Task statement
Please return the data word for word and leave out any picture it contains.

Dataset rows describing interfaces
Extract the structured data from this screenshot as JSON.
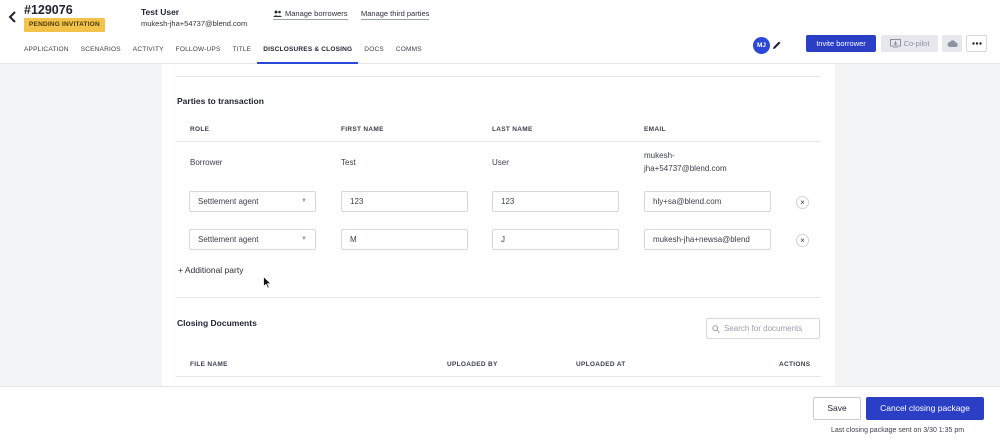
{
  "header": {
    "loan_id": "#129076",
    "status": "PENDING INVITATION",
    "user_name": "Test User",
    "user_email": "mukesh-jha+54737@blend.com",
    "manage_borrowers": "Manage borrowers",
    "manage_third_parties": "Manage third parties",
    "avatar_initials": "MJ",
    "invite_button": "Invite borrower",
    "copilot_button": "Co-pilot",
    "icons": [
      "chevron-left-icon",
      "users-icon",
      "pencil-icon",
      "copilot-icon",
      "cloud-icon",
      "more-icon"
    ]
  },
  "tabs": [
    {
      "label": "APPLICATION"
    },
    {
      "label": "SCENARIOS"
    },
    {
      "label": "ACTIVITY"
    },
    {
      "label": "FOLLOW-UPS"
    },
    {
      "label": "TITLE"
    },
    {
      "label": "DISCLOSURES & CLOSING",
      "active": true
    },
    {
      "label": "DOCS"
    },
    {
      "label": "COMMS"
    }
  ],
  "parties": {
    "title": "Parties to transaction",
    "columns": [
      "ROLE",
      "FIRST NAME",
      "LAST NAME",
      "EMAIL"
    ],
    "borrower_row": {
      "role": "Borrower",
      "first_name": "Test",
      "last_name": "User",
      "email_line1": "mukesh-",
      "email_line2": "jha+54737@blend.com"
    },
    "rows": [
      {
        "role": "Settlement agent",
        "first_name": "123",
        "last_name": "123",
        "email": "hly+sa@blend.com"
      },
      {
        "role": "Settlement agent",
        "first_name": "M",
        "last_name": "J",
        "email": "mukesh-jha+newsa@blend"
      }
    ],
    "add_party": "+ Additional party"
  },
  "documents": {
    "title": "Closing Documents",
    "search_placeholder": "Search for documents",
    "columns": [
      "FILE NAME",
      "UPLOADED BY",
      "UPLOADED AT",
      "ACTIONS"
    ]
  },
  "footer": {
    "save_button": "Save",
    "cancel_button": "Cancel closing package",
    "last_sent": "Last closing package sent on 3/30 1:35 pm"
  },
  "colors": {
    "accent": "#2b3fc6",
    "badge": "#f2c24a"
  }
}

Exercise solution
Extract the structured data from this screenshot as JSON.
{
  "header": {
    "loan_id": "#129076",
    "status": "PENDING INVITATION",
    "user_name": "Test User",
    "user_email": "mukesh-jha+54737@blend.com",
    "manage_borrowers": "Manage borrowers",
    "manage_third_parties": "Manage third parties",
    "avatar_initials": "MJ",
    "invite_button": "Invite borrower",
    "copilot_button": "Co-pilot",
    "icons": [
      "chevron-left-icon",
      "users-icon",
      "pencil-icon",
      "copilot-icon",
      "cloud-icon",
      "more-icon"
    ]
  },
  "tabs": [
    {
      "label": "APPLICATION"
    },
    {
      "label": "SCENARIOS"
    },
    {
      "label": "ACTIVITY"
    },
    {
      "label": "FOLLOW-UPS"
    },
    {
      "label": "TITLE"
    },
    {
      "label": "DISCLOSURES & CLOSING",
      "active": true
    },
    {
      "label": "DOCS"
    },
    {
      "label": "COMMS"
    }
  ],
  "parties": {
    "title": "Parties to transaction",
    "columns": [
      "ROLE",
      "FIRST NAME",
      "LAST NAME",
      "EMAIL"
    ],
    "borrower_row": {
      "role": "Borrower",
      "first_name": "Test",
      "last_name": "User",
      "email_line1": "mukesh-",
      "email_line2": "jha+54737@blend.com"
    },
    "rows": [
      {
        "role": "Settlement agent",
        "first_name": "123",
        "last_name": "123",
        "email": "hly+sa@blend.com"
      },
      {
        "role": "Settlement agent",
        "first_name": "M",
        "last_name": "J",
        "email": "mukesh-jha+newsa@blend"
      }
    ],
    "add_party": "+ Additional party"
  },
  "documents": {
    "title": "Closing Documents",
    "search_placeholder": "Search for documents",
    "columns": [
      "FILE NAME",
      "UPLOADED BY",
      "UPLOADED AT",
      "ACTIONS"
    ]
  },
  "footer": {
    "save_button": "Save",
    "cancel_button": "Cancel closing package",
    "last_sent": "Last closing package sent on 3/30 1:35 pm"
  },
  "colors": {
    "accent": "#2b3fc6",
    "badge": "#f2c24a"
  }
}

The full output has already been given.